• Exercise details: The task calls for each record to be given again exactly.

• Entries from a dataset of interfaces:
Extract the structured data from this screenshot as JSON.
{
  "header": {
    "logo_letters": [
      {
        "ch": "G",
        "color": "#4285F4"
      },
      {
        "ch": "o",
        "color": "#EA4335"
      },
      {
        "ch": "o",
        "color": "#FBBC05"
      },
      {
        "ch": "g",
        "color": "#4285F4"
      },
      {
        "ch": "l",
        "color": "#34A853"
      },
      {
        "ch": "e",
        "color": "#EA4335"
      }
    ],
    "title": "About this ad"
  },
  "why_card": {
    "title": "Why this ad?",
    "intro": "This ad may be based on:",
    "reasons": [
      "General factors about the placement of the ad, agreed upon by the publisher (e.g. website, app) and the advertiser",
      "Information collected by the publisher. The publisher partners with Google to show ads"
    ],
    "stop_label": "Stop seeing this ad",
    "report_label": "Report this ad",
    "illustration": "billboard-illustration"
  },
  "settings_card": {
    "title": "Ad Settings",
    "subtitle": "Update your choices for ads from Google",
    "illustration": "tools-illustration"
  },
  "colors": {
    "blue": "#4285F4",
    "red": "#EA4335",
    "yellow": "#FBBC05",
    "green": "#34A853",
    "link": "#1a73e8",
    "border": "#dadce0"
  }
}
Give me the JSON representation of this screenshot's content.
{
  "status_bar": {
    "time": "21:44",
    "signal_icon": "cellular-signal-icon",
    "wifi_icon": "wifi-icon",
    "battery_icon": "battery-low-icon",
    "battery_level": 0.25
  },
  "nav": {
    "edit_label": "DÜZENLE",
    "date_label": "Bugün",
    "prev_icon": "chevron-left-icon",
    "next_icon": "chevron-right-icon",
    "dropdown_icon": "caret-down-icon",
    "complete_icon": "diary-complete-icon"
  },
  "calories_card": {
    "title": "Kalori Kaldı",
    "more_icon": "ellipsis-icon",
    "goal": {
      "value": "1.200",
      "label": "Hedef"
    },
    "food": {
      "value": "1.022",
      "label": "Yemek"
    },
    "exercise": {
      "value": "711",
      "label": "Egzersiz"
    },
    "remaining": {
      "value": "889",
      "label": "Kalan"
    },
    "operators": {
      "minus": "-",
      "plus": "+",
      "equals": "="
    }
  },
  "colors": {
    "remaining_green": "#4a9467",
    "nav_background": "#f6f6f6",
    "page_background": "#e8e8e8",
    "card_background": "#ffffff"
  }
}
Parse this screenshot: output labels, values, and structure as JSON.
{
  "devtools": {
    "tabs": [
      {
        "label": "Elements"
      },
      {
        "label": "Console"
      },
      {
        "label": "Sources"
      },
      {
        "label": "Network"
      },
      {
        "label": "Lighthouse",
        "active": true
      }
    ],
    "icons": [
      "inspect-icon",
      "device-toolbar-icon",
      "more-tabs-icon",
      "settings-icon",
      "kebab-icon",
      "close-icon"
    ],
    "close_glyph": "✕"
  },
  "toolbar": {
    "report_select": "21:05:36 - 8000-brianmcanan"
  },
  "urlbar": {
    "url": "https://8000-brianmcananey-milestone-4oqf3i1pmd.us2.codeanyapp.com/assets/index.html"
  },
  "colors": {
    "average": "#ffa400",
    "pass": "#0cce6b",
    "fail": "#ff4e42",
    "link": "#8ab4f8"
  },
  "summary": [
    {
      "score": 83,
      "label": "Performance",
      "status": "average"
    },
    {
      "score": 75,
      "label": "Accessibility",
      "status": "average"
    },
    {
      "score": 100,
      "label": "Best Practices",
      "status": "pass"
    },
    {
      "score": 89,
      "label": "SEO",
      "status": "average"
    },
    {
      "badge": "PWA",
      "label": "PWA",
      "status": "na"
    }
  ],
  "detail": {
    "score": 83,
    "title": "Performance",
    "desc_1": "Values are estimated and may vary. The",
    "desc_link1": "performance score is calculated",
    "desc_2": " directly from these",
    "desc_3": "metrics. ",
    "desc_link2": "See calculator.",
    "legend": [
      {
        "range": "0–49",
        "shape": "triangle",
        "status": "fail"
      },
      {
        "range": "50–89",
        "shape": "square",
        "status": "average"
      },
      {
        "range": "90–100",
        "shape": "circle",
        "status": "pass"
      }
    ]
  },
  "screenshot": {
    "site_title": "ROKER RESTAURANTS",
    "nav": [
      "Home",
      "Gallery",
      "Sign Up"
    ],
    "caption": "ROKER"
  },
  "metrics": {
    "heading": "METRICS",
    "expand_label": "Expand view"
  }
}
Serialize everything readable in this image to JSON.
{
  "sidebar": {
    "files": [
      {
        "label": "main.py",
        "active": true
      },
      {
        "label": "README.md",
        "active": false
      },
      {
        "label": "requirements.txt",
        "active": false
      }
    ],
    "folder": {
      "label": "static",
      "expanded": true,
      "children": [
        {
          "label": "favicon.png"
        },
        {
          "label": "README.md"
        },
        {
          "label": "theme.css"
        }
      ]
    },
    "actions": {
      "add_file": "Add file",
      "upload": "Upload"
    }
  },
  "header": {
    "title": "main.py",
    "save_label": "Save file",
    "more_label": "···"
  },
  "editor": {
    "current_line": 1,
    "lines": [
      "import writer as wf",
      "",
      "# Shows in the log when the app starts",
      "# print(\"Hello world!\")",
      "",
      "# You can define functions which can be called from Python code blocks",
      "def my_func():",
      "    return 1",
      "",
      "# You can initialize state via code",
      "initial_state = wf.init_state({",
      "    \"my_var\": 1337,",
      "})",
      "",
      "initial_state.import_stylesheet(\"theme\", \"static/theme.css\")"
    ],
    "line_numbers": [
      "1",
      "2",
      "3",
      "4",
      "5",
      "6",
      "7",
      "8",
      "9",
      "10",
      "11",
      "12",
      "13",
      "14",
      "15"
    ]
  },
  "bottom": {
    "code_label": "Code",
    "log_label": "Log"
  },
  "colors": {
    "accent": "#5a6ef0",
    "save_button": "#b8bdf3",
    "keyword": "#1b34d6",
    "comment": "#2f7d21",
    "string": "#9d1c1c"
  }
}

• Exercise response:
Extract the structured data from this screenshot as JSON.
{
  "header": {
    "logo_letters": [
      {
        "ch": "G",
        "color": "#4285F4"
      },
      {
        "ch": "o",
        "color": "#EA4335"
      },
      {
        "ch": "o",
        "color": "#FBBC05"
      },
      {
        "ch": "g",
        "color": "#4285F4"
      },
      {
        "ch": "l",
        "color": "#34A853"
      },
      {
        "ch": "e",
        "color": "#EA4335"
      }
    ],
    "title": "About this ad"
  },
  "why_card": {
    "title": "Why this ad?",
    "intro": "This ad may be based on:",
    "reasons": [
      "General factors about the placement of the ad, agreed upon by the publisher (e.g. website, app) and the advertiser",
      "Information collected by the publisher. The publisher partners with Google to show ads"
    ],
    "stop_label": "Stop seeing this ad",
    "report_label": "Report this ad",
    "illustration": "billboard-illustration"
  },
  "settings_card": {
    "title": "Ad Settings",
    "subtitle": "Update your choices for ads from Google",
    "illustration": "tools-illustration"
  },
  "colors": {
    "blue": "#4285F4",
    "red": "#EA4335",
    "yellow": "#FBBC05",
    "green": "#34A853",
    "link": "#1a73e8",
    "border": "#dadce0"
  }
}
Give me the JSON representation of this screenshot's content.
{
  "status_bar": {
    "time": "21:44",
    "signal_icon": "cellular-signal-icon",
    "wifi_icon": "wifi-icon",
    "battery_icon": "battery-low-icon",
    "battery_level": 0.25
  },
  "nav": {
    "edit_label": "DÜZENLE",
    "date_label": "Bugün",
    "prev_icon": "chevron-left-icon",
    "next_icon": "chevron-right-icon",
    "dropdown_icon": "caret-down-icon",
    "complete_icon": "diary-complete-icon"
  },
  "calories_card": {
    "title": "Kalori Kaldı",
    "more_icon": "ellipsis-icon",
    "goal": {
      "value": "1.200",
      "label": "Hedef"
    },
    "food": {
      "value": "1.022",
      "label": "Yemek"
    },
    "exercise": {
      "value": "711",
      "label": "Egzersiz"
    },
    "remaining": {
      "value": "889",
      "label": "Kalan"
    },
    "operators": {
      "minus": "-",
      "plus": "+",
      "equals": "="
    }
  },
  "colors": {
    "remaining_green": "#4a9467",
    "nav_background": "#f6f6f6",
    "page_background": "#e8e8e8",
    "card_background": "#ffffff"
  }
}
Parse this screenshot: output labels, values, and structure as JSON.
{
  "devtools": {
    "tabs": [
      {
        "label": "Elements"
      },
      {
        "label": "Console"
      },
      {
        "label": "Sources"
      },
      {
        "label": "Network"
      },
      {
        "label": "Lighthouse",
        "active": true
      }
    ],
    "icons": [
      "inspect-icon",
      "device-toolbar-icon",
      "more-tabs-icon",
      "settings-icon",
      "kebab-icon",
      "close-icon"
    ],
    "close_glyph": "✕"
  },
  "toolbar": {
    "report_select": "21:05:36 - 8000-brianmcanan"
  },
  "urlbar": {
    "url": "https://8000-brianmcananey-milestone-4oqf3i1pmd.us2.codeanyapp.com/assets/index.html"
  },
  "colors": {
    "average": "#ffa400",
    "pass": "#0cce6b",
    "fail": "#ff4e42",
    "link": "#8ab4f8"
  },
  "summary": [
    {
      "score": 83,
      "label": "Performance",
      "status": "average"
    },
    {
      "score": 75,
      "label": "Accessibility",
      "status": "average"
    },
    {
      "score": 100,
      "label": "Best Practices",
      "status": "pass"
    },
    {
      "score": 89,
      "label": "SEO",
      "status": "average"
    },
    {
      "badge": "PWA",
      "label": "PWA",
      "status": "na"
    }
  ],
  "detail": {
    "score": 83,
    "title": "Performance",
    "desc_1": "Values are estimated and may vary. The",
    "desc_link1": "performance score is calculated",
    "desc_2": " directly from these",
    "desc_3": "metrics. ",
    "desc_link2": "See calculator.",
    "legend": [
      {
        "range": "0–49",
        "shape": "triangle",
        "status": "fail"
      },
      {
        "range": "50–89",
        "shape": "square",
        "status": "average"
      },
      {
        "range": "90–100",
        "shape": "circle",
        "status": "pass"
      }
    ]
  },
  "screenshot": {
    "site_title": "ROKER RESTAURANTS",
    "nav": [
      "Home",
      "Gallery",
      "Sign Up"
    ],
    "caption": "ROKER"
  },
  "metrics": {
    "heading": "METRICS",
    "expand_label": "Expand view"
  }
}
Serialize everything readable in this image to JSON.
{
  "sidebar": {
    "files": [
      {
        "label": "main.py",
        "active": true
      },
      {
        "label": "README.md",
        "active": false
      },
      {
        "label": "requirements.txt",
        "active": false
      }
    ],
    "folder": {
      "label": "static",
      "expanded": true,
      "children": [
        {
          "label": "favicon.png"
        },
        {
          "label": "README.md"
        },
        {
          "label": "theme.css"
        }
      ]
    },
    "actions": {
      "add_file": "Add file",
      "upload": "Upload"
    }
  },
  "header": {
    "title": "main.py",
    "save_label": "Save file",
    "more_label": "···"
  },
  "editor": {
    "current_line": 1,
    "lines": [
      "import writer as wf",
      "",
      "# Shows in the log when the app starts",
      "# print(\"Hello world!\")",
      "",
      "# You can define functions which can be called from Python code blocks",
      "def my_func():",
      "    return 1",
      "",
      "# You can initialize state via code",
      "initial_state = wf.init_state({",
      "    \"my_var\": 1337,",
      "})",
      "",
      "initial_state.import_stylesheet(\"theme\", \"static/theme.css\")"
    ],
    "line_numbers": [
      "1",
      "2",
      "3",
      "4",
      "5",
      "6",
      "7",
      "8",
      "9",
      "10",
      "11",
      "12",
      "13",
      "14",
      "15"
    ]
  },
  "bottom": {
    "code_label": "Code",
    "log_label": "Log"
  },
  "colors": {
    "accent": "#5a6ef0",
    "save_button": "#b8bdf3",
    "keyword": "#1b34d6",
    "comment": "#2f7d21",
    "string": "#9d1c1c"
  }
}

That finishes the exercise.